Nine Competencies for HR Excellence Emerge
In one of the most detailed explorations ever on essential human resource management competencies, a new book, Victory Through Organization, expands on findings based on the responses of more than 4,000 HR practitioners. The study also sheds light on the views of organization-wide stakeholders about HR’s effectiveness ― inside and outside of a company.
HR Certification Institute® (HRCI®) is a partner in the research effort, which includes new results from the seventh (2016) round of the HR competency study known as the HRCS. The HRCS represents 30 years of work led by HR guru Dave Ulrich, a Professor at the University of Michigan’s Ross School of Business and partner at The RBL Group. Ulrich is joined by David Kryscynski from Brigham Young University, Michael Ulrich, from Utah State University, and Wayne Brockbank from the Ross School.
HRCI asked the researchers to shed light on the HRCS findings. In this, the first in a series of blogs on the study, we learn about the research’s goals and the identification of nine important categories of HR competencies that impact personal effectiveness and business performance.
Attention HRCI credential holders! Read Victory Through Organization and receive three Business Credits toward recertification. This is a pre-approved activity (seminar) credit.
Linking HR Competencies to Business Results
The goal of the HRCS was not to simply define HR competencies, but to understand which HR competencies create positive outcomes, the researchers explain.
"We have shown that different HR competencies have different impacts on three outcomes: personal effectiveness of the HR professional, impact on key stakeholders and business results. HR is not about HR and HR competencies are not about the competencies, but about how they deliver key outcomes."
Unlike many studies that use self-reporting, the HRCS explored how HR competencies are perceived by others. "People generally judge themselves by their intent; others judge them by their behavior, so it is important to evaluate both intent and behavior," the researchers note.
Nine Value-Add HR Competencies Revealed
Of the nine categories of HR competencies identified, the researchers defined three as core drivers:
- Strategic Positioner: Able to position a business to win its market.
- Credible Activist: Able to build relationships of trust by having a proactive point of view.
- Paradox Navigator: Able to manage tensions inherent in business (including long-term and short-term tensions, and top-down and bottom-up tensions.)
Three categories of HR competence were defined as organization enablers, helping position HR to deliver strategic value:
- Culture and Change Champion: Able to make change happen and manage organizational culture.
- Human Capital Curator: Able to manage the flow of talent by developing people and leaders, driving individual performance and building technical talent.

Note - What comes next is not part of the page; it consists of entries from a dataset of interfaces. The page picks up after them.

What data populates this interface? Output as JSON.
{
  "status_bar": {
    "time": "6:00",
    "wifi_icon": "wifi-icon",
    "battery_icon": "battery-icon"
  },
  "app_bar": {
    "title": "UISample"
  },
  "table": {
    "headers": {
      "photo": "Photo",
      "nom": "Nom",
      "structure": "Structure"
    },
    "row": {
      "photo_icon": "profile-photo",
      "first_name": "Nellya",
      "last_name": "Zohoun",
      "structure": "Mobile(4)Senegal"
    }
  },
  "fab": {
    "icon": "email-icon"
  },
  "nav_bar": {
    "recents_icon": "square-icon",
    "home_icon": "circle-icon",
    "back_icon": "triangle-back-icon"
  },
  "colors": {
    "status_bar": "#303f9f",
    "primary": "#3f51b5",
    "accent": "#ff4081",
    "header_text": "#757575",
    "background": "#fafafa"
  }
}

- Total Rewards Steward: Able to manage employee well-being through financial and non-financial rewards.
Finally, three HR competencies were defined as delivery enablers that focus on managing the tactical or foundational elements of HR:
- Technology and Media Integrator: Able to use technology and social media to drive and create high-performing organizations.

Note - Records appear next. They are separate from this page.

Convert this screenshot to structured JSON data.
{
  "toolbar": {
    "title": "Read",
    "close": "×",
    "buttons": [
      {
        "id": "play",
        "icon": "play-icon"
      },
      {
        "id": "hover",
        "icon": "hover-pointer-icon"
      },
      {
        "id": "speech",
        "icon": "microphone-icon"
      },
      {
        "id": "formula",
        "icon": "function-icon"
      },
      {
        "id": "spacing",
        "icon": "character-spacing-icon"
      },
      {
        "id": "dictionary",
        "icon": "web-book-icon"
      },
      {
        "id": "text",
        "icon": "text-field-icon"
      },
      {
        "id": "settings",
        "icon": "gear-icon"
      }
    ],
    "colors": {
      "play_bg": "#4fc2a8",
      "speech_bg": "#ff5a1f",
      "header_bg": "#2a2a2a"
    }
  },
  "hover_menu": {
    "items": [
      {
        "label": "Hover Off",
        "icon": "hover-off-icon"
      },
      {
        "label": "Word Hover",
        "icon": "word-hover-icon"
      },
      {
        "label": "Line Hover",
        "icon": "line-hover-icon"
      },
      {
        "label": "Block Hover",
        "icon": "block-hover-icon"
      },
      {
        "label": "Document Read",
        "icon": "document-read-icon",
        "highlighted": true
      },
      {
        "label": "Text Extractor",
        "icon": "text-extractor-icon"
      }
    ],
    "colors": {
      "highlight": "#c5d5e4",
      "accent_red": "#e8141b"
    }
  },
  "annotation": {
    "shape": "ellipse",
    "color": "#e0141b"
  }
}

- Analytics Designer and Interpreter: Able to use analytics to improve decision-making.
- Compliance Manager: Able to manage the processes related to compliance by following regulatory guidelines.
Other highlights: While global HR competencies do exist – perhaps as much as 60 percent of HR competencies are essential in all circumstances and settings ― other competencies can vary depending on geography, industry, organization size and other factors, the researchers note.

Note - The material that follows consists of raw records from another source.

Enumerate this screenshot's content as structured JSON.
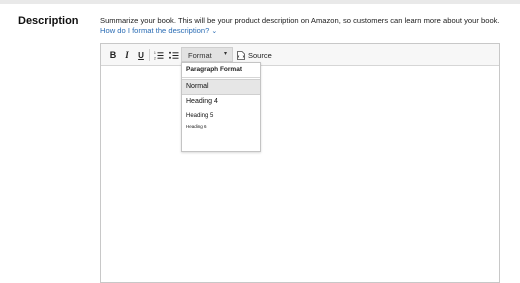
{
  "field": {
    "label": "Description",
    "help_text": "Summarize your book. This will be your product description on Amazon, so customers can learn more about your book.",
    "help_link": "How do I format the description?",
    "help_link_caret": "⌄"
  },
  "toolbar": {
    "bold": "B",
    "italic": "I",
    "underline": "U",
    "numbered_list_icon": "numbered-list-icon",
    "bulleted_list_icon": "bulleted-list-icon",
    "format_label": "Format",
    "format_arrow": "▾",
    "source_label": "Source"
  },
  "format_dropdown": {
    "header": "Paragraph Format",
    "options": [
      "Normal",
      "Heading 4",
      "Heading 5",
      "Heading 6"
    ],
    "highlighted": "Normal"
  },
  "colors": {
    "link": "#2a6cb4",
    "toolbar_bg": "#f7f7f7",
    "highlight": "#e6e6e6"
  }
}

Also, based on the 30-year history of the study, researchers conclude that HR competencies evolve about every 4-5 years. The 2016 round of the research, for example, saw a rise in the importance of HR technology and HR analytics.
The 360-Degree View of HR Competence
A unique feature of the HRCS is that it goes beyond self-reporting from HR professionals and explores how other stakeholder ― supervisors, HR associates and non-HR associates – perceive HR competencies. The table (below) shows the mean (1=low to 5=high) scores for each of the nine HR competence domains by different respondent groups. Things to note:
- HR professionals are seen by all as having more competence as Credible Activists and Compliance Manager; HR practitioners are viewed as having less competence in Total Rewards Steward and Technology and Media Integrator.
- The self-assessments of HR professionals are somewhat higher than supervisor ratings, but lower than the ratings of HR associates and non-HR associates.
The researcher conclude that HR professionals have "a license" to "do more in these nine competency domains. Their HR and non-HR associates already observe them as better than they rate themselves. HR professionals sometimes lament how they are perceived by their peers, but their self-image and self-confidence may be a larger liability to their effectiveness."
This is one of several HRCI blogs on the HRCS study and the new book, Victory Through Organization. In addition to learning about the nine emerging competencies for HR, read more about how HR roles have become more complex, the need to HR must navigate paradox, how to be viewed as a "HR as Strategic Positioner" and the importance of HR and credible activism.